by Olga Enger
Today my sister and I decided to bear witness to the anger rising out of Minneapolis after the murder of George Floyd. I went as a photographer, reporter, not to take sides, protest or pass judgement. In fact, I wasn’t sure how creating a war could stop hatred and racism.
I wondered how safe it was for two white women to enter the belly of a race riot. All too soon, we learned it wasn’t safe. But, the rioters were not the enemy. There was no main stream media on the ground. There were very few white people.
While photographing the riots on the sidelines, a Saint Paul Police Department officer decided not to throw a tear gas bomb into the crowd, to disperse. Instead, he turned around and threw it at my sister and I. It landed at my sister’s foot.
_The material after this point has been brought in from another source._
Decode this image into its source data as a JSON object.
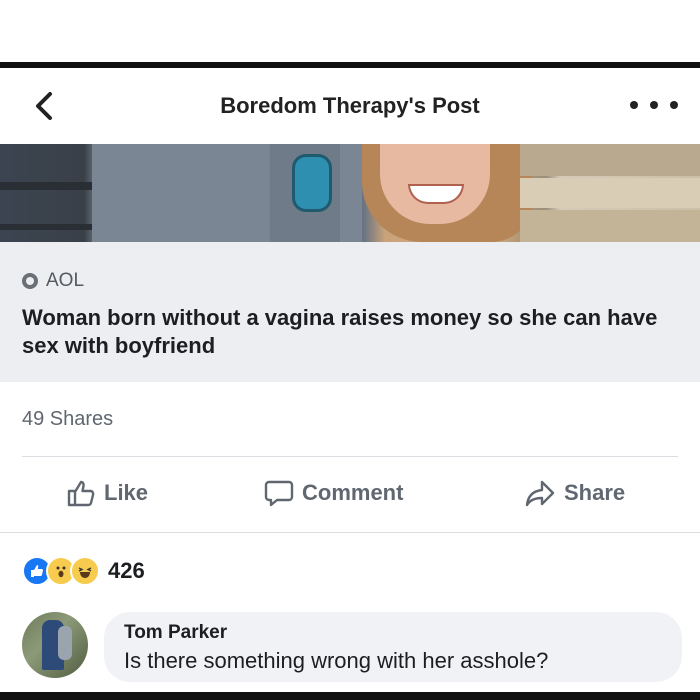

My eyes and face felt as someone threw flames into my face, and I was desperately gasping for air. I wondered if with my asthma, I would recover my breath.
I’ve documented events my entire adult life, and never before did I feel an officer would hurt me, just for telling the story. I never felt my camera was a weapon. Hatred and racism isn’t increasing, we are just doing a better job of documenting it. And this cop wasn’t happy about it.
I tried to open my eyes, hoping to see an ambulance, but what was I thinking? There was no help. This wasn’t like the other protests I have photographed, where white people gather to speak against a politician or policy. I gasped for breath, and heard my sister crying out in pain. Then, I heard a voice telling me to open my eyes, and a woman poured milk over my face, which soothed the burning.
My sister and I were shaken, and our faces still burned, but we decided to stay. Why was that cop so eager to get rid of cameras, but not the looting? An hour later, there was more tear gas but this time, it wasn’t directed at us. The crowd scattered, so I was able to sneak in for pictures. Police were shooting flammables directly into parked cars, and into the bushes in front of Target. They are escalating the riots, not preventing them.
But, the real problem is larger than the Twin Cities’ police. What happened to George Floyd wasn’t done by one bad apple. To heal and have peace, we all have a responsibility to look within ourselves. If you are in Minneapolis, bear witness, watch and listen to our communities. Watch your reaction when you see it on the news.
The next time someone walks by you on the street of a different skin color, observe your reaction. If you have ever judged someone by the color of their skin, racism is part of you too. This isn’t solved by police training. This begins at home, with ourselves, and what we teach our children.
We are all part of the problem.